However a brand and marketing expert says Craggy Range Winery could damage its brand if it doesn't do whatever it can to find a resolution to the discord its track has created in the community.

Otago University Department of Marketing associate professor Robert Aitken said that Craggy Range was an established brand, and as such public awareness would not be dented by the furore.

From a reputational point of view, however, the potential for damage to the brand from the fallout was enormous, he said.

While initially iwi were angered that they weren't consulted about the building of the track, which an independent review found was a failing on the part of the Hastings District Council, tensions had inflamed even further in ensuing weeks.

Most recently iwi expressed disappointment that the winery had put forward further proposals for the Te Mata track without consideration of the cultural implications of any ongoing developments.

After several weeks silence on the matter, Ngati Kahungunu chairman Ngahiwi Tomoana this week released an open letter to Craggy Range director Mary-Jeanne Hutchinson, outlining his dismay that the issue had divided the community, bringing "the worst of racist and class comments to the fore", and calling for the people at the top of the organisation to mitigate the situation.

In presenting the other proposals the winery put the matter in the hands of iwi and the council to sort out the best way forward, but Aitken said that Craggy Range still definitely had a part to play in finding a resolution.


"When all the details are forgotten, what's the one thing they want to be remembered for in terms of behaviour?

"They can't step out of this - they started it, they need to be the ones to be remembered as finding a solution, and provide the resources and opportunity to do that."

He said Craggy Range did not need to take sides, rather they needed to recognise that something was not right and sort it out, even if it was not their direct responsibility.

"This could make them a hero brand rather than a loser brand."

In light of Tomoana's comments around a "racist one-way tirade" coming from Havelock North, Hawke's Bay Today canvassed councillors to see if they thought such comments were fair.

Councillor Damon Harvey responded that he was very disappointed that this issue had created a huge rift within the community.

"There is deep and strong feelings on the issue and it's important that there is a level of respect.

"It's important that the cultural history and significance on Te Mata Peak is better understood by our community.
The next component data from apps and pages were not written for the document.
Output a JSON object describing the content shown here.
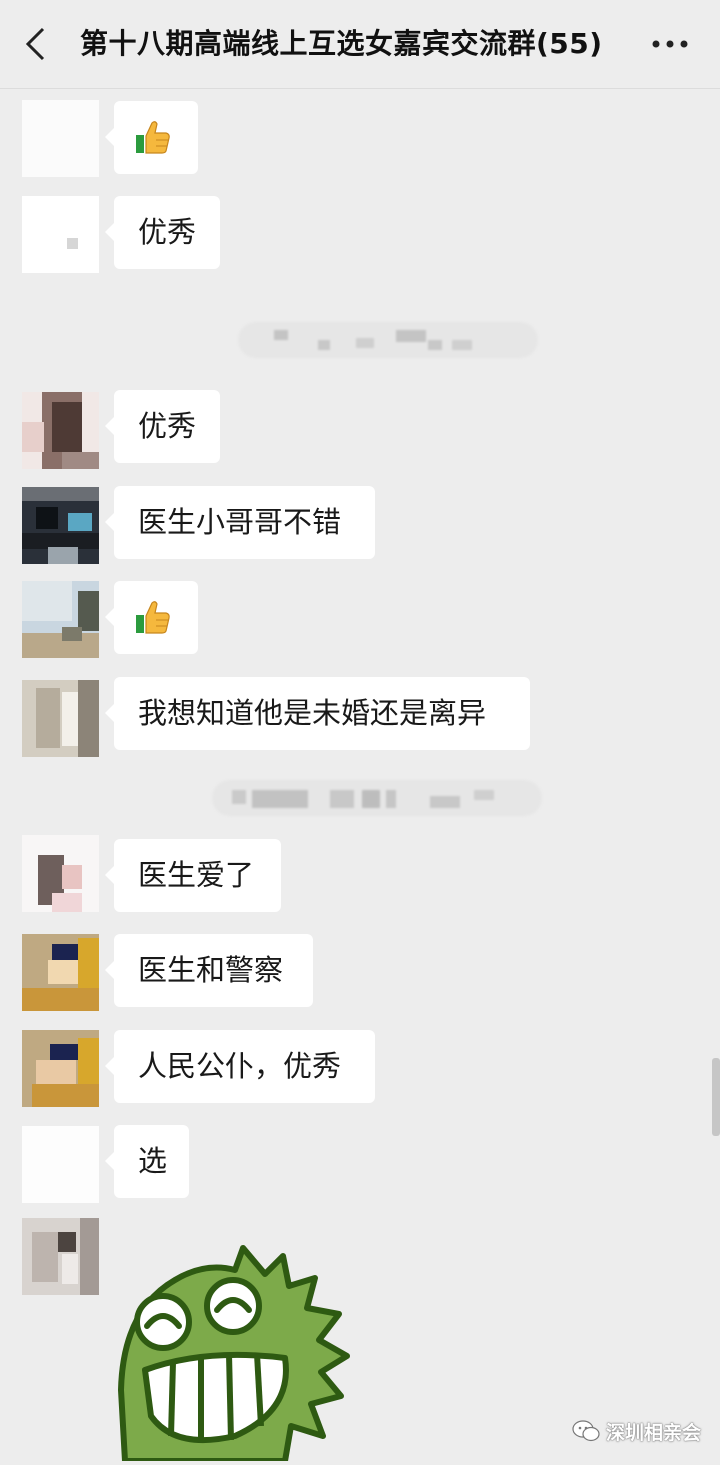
{
  "header": {
    "title": "第十八期高端线上互选女嘉宾交流群(55)"
  },
  "messages": [
    {
      "avatar": "avatar-1",
      "type": "emoji",
      "emoji": "thumbs-up-icon"
    },
    {
      "avatar": "avatar-2",
      "type": "text",
      "text": "优秀"
    },
    {
      "avatar": "avatar-3",
      "type": "text",
      "text": "优秀"
    },
    {
      "avatar": "avatar-4",
      "type": "text",
      "text": "医生小哥哥不错"
    },
    {
      "avatar": "avatar-5",
      "type": "emoji",
      "emoji": "thumbs-up-icon"
    },
    {
      "avatar": "avatar-6",
      "type": "text",
      "text": "我想知道他是未婚还是离异"
    },
    {
      "avatar": "avatar-7",
      "type": "text",
      "text": "医生爱了"
    },
    {
      "avatar": "avatar-8",
      "type": "text",
      "text": "医生和警察"
    },
    {
      "avatar": "avatar-9",
      "type": "text",
      "text": "人民公仆，优秀"
    },
    {
      "avatar": "avatar-10",
      "type": "text",
      "text": "选"
    },
    {
      "avatar": "avatar-11",
      "type": "sticker",
      "sticker": "green-dinosaur-laughing-sticker"
    }
  ],
  "watermark": {
    "text": "深圳相亲会"
  },
  "colors": {
    "background": "#ededed",
    "bubble": "#ffffff",
    "sticker_green": "#7daa4a",
    "sticker_outline": "#2e5a12"
  }
}
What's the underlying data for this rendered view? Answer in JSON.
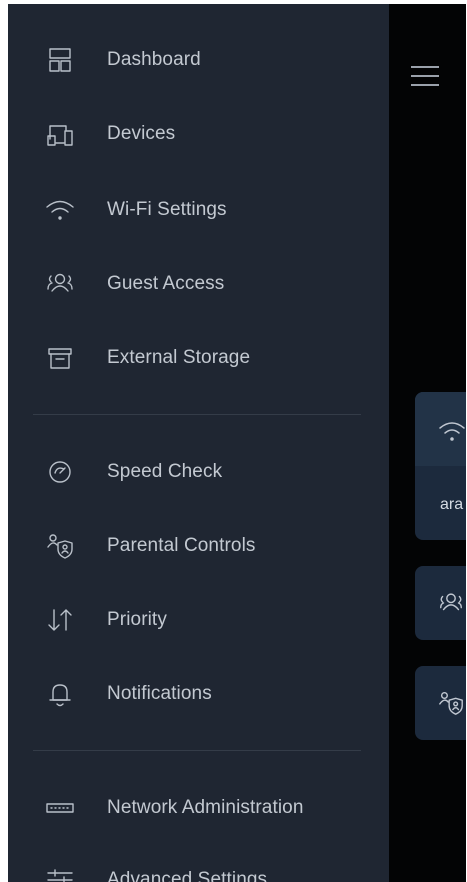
{
  "sidebar": {
    "items": [
      {
        "label": "Dashboard",
        "icon": "dashboard-icon"
      },
      {
        "label": "Devices",
        "icon": "devices-icon"
      },
      {
        "label": "Wi-Fi Settings",
        "icon": "wifi-icon"
      },
      {
        "label": "Guest Access",
        "icon": "guest-access-icon"
      },
      {
        "label": "External Storage",
        "icon": "external-storage-icon"
      },
      {
        "label": "Speed Check",
        "icon": "speedometer-icon"
      },
      {
        "label": "Parental Controls",
        "icon": "parental-controls-icon"
      },
      {
        "label": "Priority",
        "icon": "priority-arrows-icon"
      },
      {
        "label": "Notifications",
        "icon": "bell-icon"
      },
      {
        "label": "Network Administration",
        "icon": "router-icon"
      },
      {
        "label": "Advanced Settings",
        "icon": "sliders-icon"
      }
    ]
  },
  "header": {
    "menu_icon": "hamburger-menu-icon"
  },
  "background_cards": {
    "wifi_card": {
      "icon": "wifi-icon",
      "text": "ara"
    },
    "guest_card": {
      "icon": "guest-access-icon"
    },
    "parental_card": {
      "icon": "parental-controls-icon"
    }
  },
  "colors": {
    "sidebar_bg": "#1f2632",
    "main_bg": "#030405",
    "text": "#c3c9d1",
    "icon": "#b9c0c9",
    "divider": "#343c48",
    "card_bg": "#1c2a3d"
  }
}
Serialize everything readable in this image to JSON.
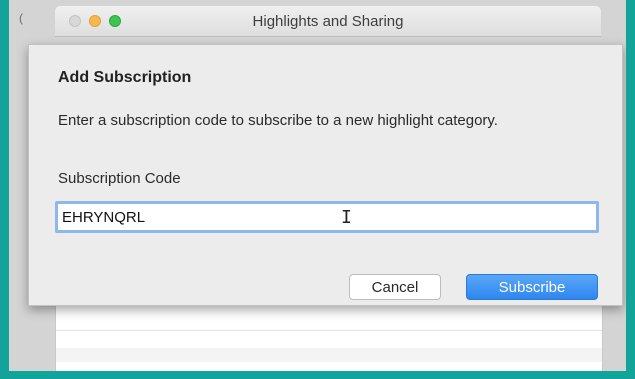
{
  "window": {
    "title": "Highlights and Sharing",
    "background_edge_glyph": "("
  },
  "dialog": {
    "title": "Add Subscription",
    "description": "Enter a subscription code to subscribe to a new highlight category.",
    "field_label": "Subscription Code",
    "code_value": "EHRYNQRL",
    "cancel_label": "Cancel",
    "subscribe_label": "Subscribe"
  },
  "colors": {
    "frame_teal": "#12a39a",
    "primary_button": "#2e86ef",
    "input_focus_ring": "#8fb8ea",
    "traffic_minimize": "#f6b84f",
    "traffic_zoom": "#3dc552"
  },
  "icons": {
    "close": "close-icon",
    "minimize": "minimize-icon",
    "zoom": "zoom-icon",
    "text_cursor": "i-beam-cursor-icon"
  }
}
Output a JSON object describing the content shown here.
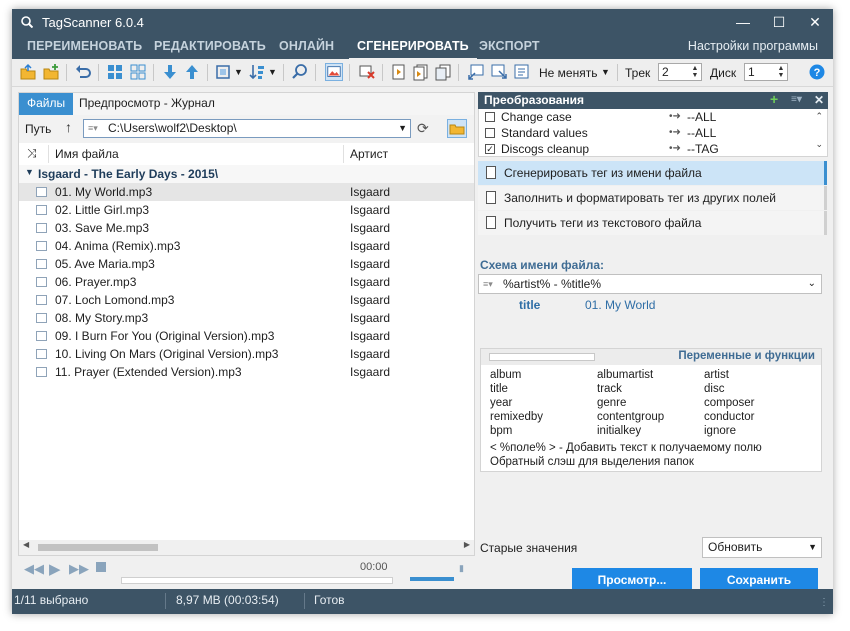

As councillors we have been given a good history lesson in recent times."

Councillor Simon Nixon also responded, saying he thought everyone involved in the track debate should concentrate on finding an agreeable resolution to that issue and avoid including issues that were not directly connected.

"It's easy to get annoyed, but ratcheting up arguments simply cements the views of those who already feel strongly on the matter."

Tukituki National MP Lawrence Yule said that if some things had been done differently the matter might not have ended up as it had.

However, now was the time to discuss options.

"Somehow we as a community have to work together and find a way forward - I would be very sad if this ended up in some sort of racial tension greater than it needs to be - my understanding is everyone is trying to find a way through it."